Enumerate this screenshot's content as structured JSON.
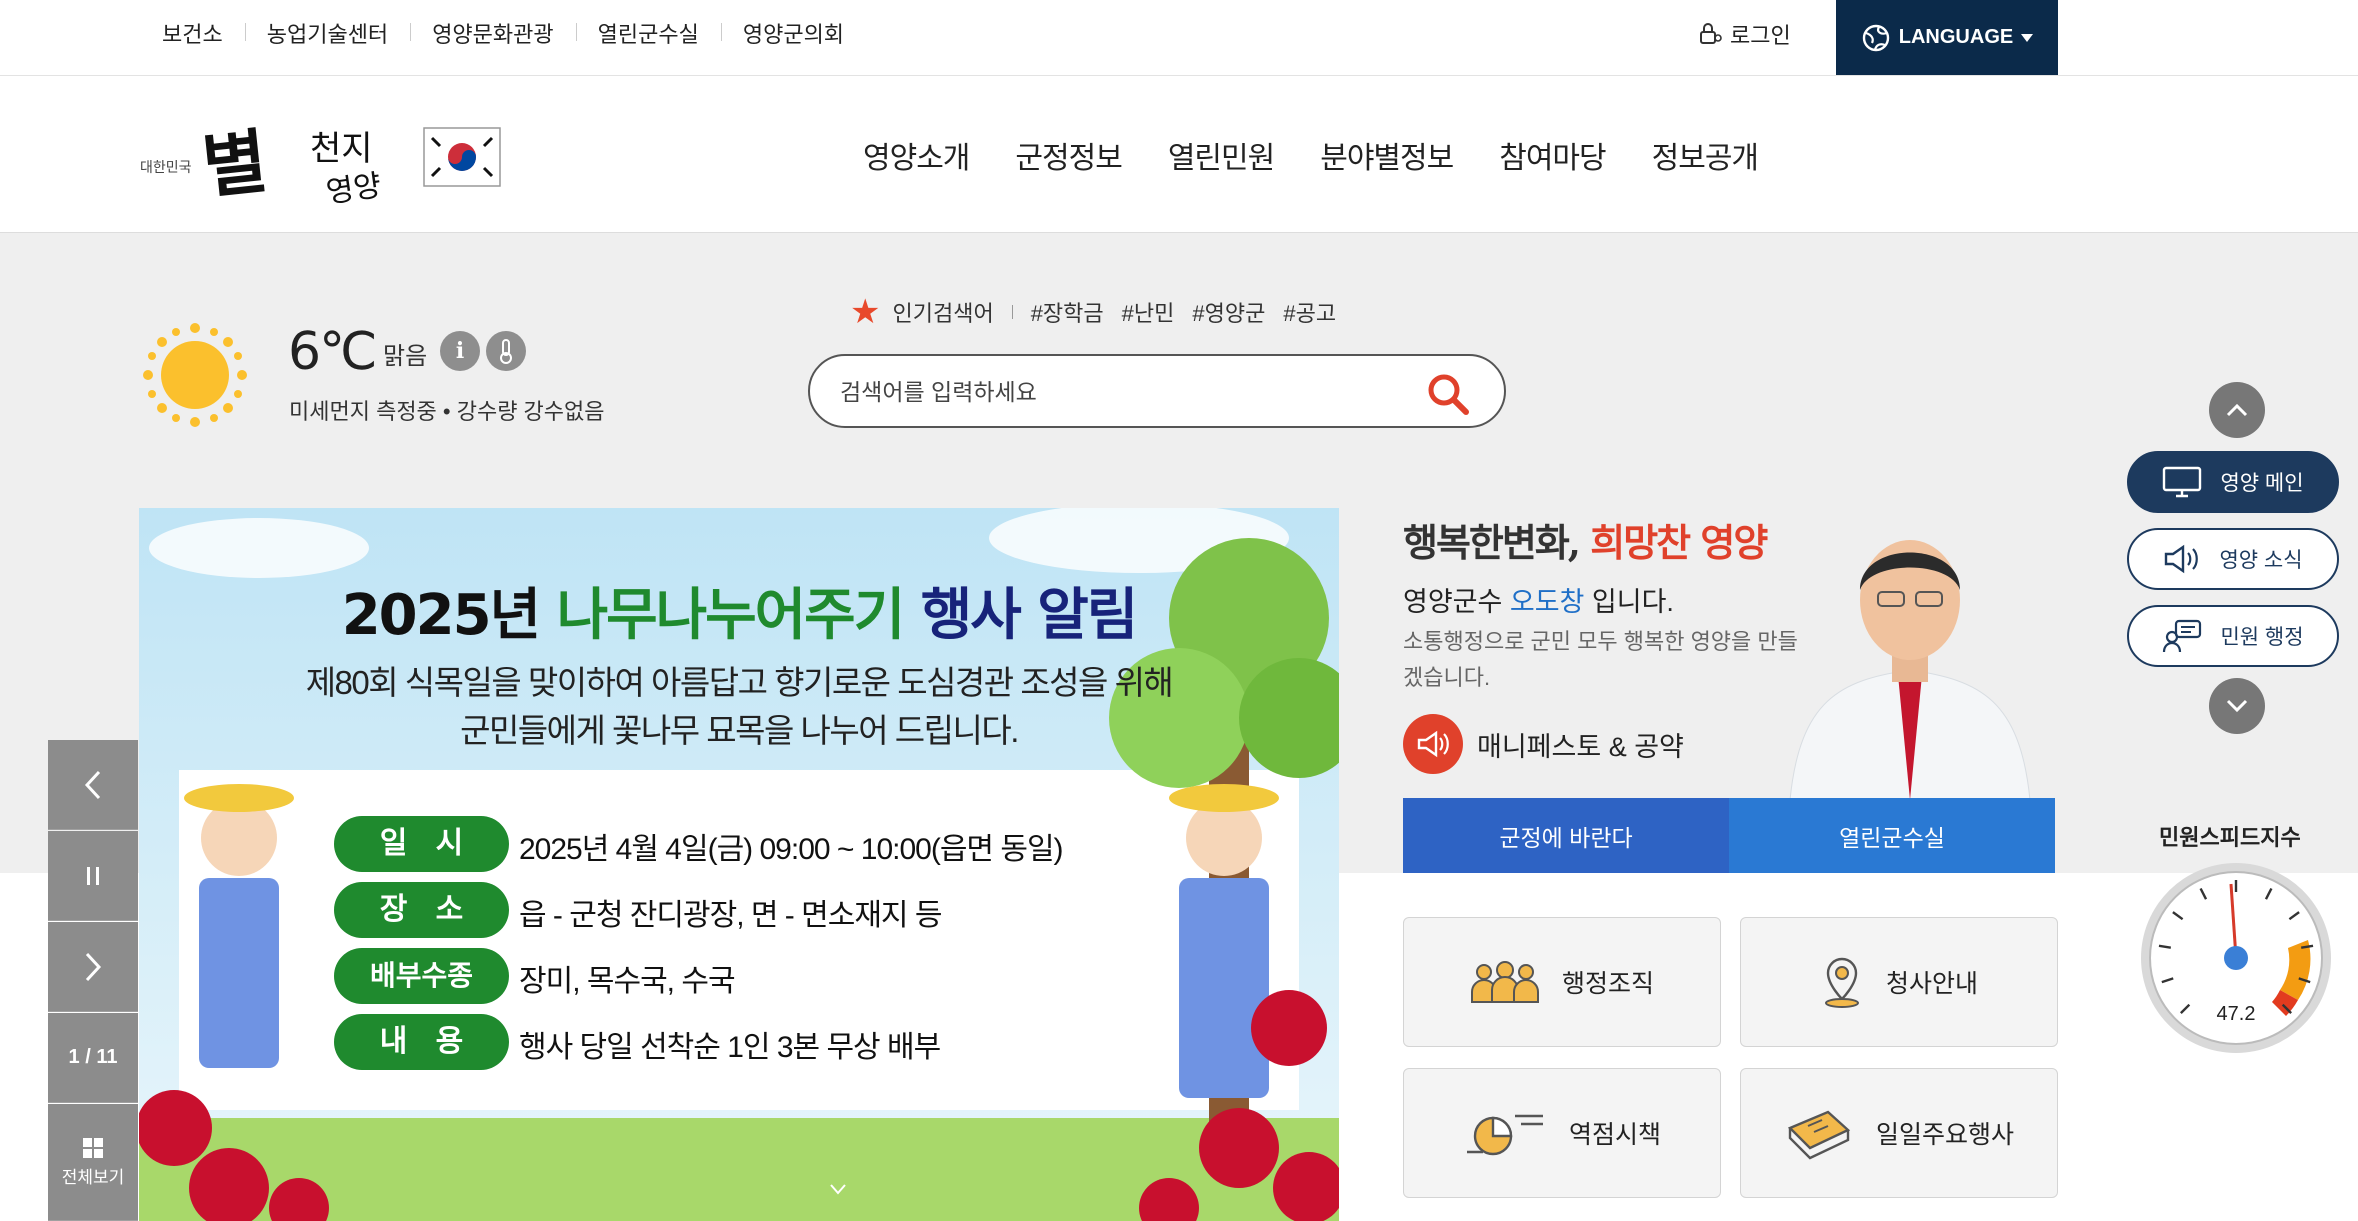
{
  "top_links": [
    "보건소",
    "농업기술센터",
    "영양문화관광",
    "열린군수실",
    "영양군의회"
  ],
  "login": "로그인",
  "language": "LANGUAGE",
  "logo": {
    "small": "대한민국",
    "main": "별천지 영양"
  },
  "gnb": [
    "영양소개",
    "군정정보",
    "열린민원",
    "분야별정보",
    "참여마당",
    "정보공개"
  ],
  "weather": {
    "temp": "6℃",
    "sky": "맑음",
    "info_icon": "i",
    "thermo_icon": "thermometer-icon",
    "detail": "미세먼지 측정중 • 강수량 강수없음"
  },
  "popular": {
    "label": "인기검색어",
    "keywords": [
      "#장학금",
      "#난민",
      "#영양군",
      "#공고"
    ]
  },
  "search": {
    "placeholder": "검색어를 입력하세요"
  },
  "slide": {
    "year": "2025년 ",
    "title_green": "나무나누어주기 ",
    "title_navy": "행사 알림",
    "line1": "제80회 식목일을 맞이하여 아름답고 향기로운 도심경관 조성을 위해",
    "line2": "군민들에게 꽃나무 묘목을 나누어 드립니다.",
    "rows": [
      {
        "label": "일 시",
        "value": "2025년 4월 4일(금) 09:00 ~ 10:00(읍면 동일)"
      },
      {
        "label": "장 소",
        "value": "읍 - 군청 잔디광장, 면 - 면소재지 등"
      },
      {
        "label": "배부수종",
        "value": "장미, 목수국, 수국"
      },
      {
        "label": "내 용",
        "value": "행사 당일 선착순 1인 3본 무상 배부"
      }
    ]
  },
  "slider_ctrl": {
    "count": "1 / 11",
    "all": "전체보기"
  },
  "mayor": {
    "slogan_a": "행복한변화, ",
    "slogan_b": "희망찬 영양",
    "line_pre": "영양군수 ",
    "line_name": "오도창",
    "line_post": " 입니다.",
    "desc": "소통행정으로 군민 모두 행복한 영양을 만들겠습니다.",
    "manifesto": "매니페스토 & 공약",
    "btn1": "군정에 바란다",
    "btn2": "열린군수실"
  },
  "quick": [
    "행정조직",
    "청사안내",
    "역점시책",
    "일일주요행사"
  ],
  "side": [
    "영양 메인",
    "영양 소식",
    "민원 행정"
  ],
  "speed": {
    "title": "민원스피드지수",
    "value": "47.2"
  },
  "colors": {
    "navy": "#0b2a4a",
    "blue": "#2e63c4",
    "red": "#e0412b",
    "green": "#1f8a2e"
  }
}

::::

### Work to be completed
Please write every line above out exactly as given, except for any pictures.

### Exercise result
Enumerate this screenshot's content as structured JSON.
{
  "top_links": [
    "보건소",
    "농업기술센터",
    "영양문화관광",
    "열린군수실",
    "영양군의회"
  ],
  "login": "로그인",
  "language": "LANGUAGE",
  "logo": {
    "small": "대한민국",
    "main": "별천지 영양"
  },
  "gnb": [
    "영양소개",
    "군정정보",
    "열린민원",
    "분야별정보",
    "참여마당",
    "정보공개"
  ],
  "weather": {
    "temp": "6℃",
    "sky": "맑음",
    "info_icon": "i",
    "thermo_icon": "thermometer-icon",
    "detail": "미세먼지 측정중 • 강수량 강수없음"
  },
  "popular": {
    "label": "인기검색어",
    "keywords": [
      "#장학금",
      "#난민",
      "#영양군",
      "#공고"
    ]
  },
  "search": {
    "placeholder": "검색어를 입력하세요"
  },
  "slide": {
    "year": "2025년 ",
    "title_green": "나무나누어주기 ",
    "title_navy": "행사 알림",
    "line1": "제80회 식목일을 맞이하여 아름답고 향기로운 도심경관 조성을 위해",
    "line2": "군민들에게 꽃나무 묘목을 나누어 드립니다.",
    "rows": [
      {
        "label": "일 시",
        "value": "2025년 4월 4일(금) 09:00 ~ 10:00(읍면 동일)"
      },
      {
        "label": "장 소",
        "value": "읍 - 군청 잔디광장, 면 - 면소재지 등"
      },
      {
        "label": "배부수종",
        "value": "장미, 목수국, 수국"
      },
      {
        "label": "내 용",
        "value": "행사 당일 선착순 1인 3본 무상 배부"
      }
    ]
  },
  "slider_ctrl": {
    "count": "1 / 11",
    "all": "전체보기"
  },
  "mayor": {
    "slogan_a": "행복한변화, ",
    "slogan_b": "희망찬 영양",
    "line_pre": "영양군수 ",
    "line_name": "오도창",
    "line_post": " 입니다.",
    "desc": "소통행정으로 군민 모두 행복한 영양을 만들겠습니다.",
    "manifesto": "매니페스토 & 공약",
    "btn1": "군정에 바란다",
    "btn2": "열린군수실"
  },
  "quick": [
    "행정조직",
    "청사안내",
    "역점시책",
    "일일주요행사"
  ],
  "side": [
    "영양 메인",
    "영양 소식",
    "민원 행정"
  ],
  "speed": {
    "title": "민원스피드지수",
    "value": "47.2"
  },
  "colors": {
    "navy": "#0b2a4a",
    "blue": "#2e63c4",
    "red": "#e0412b",
    "green": "#1f8a2e"
  }
}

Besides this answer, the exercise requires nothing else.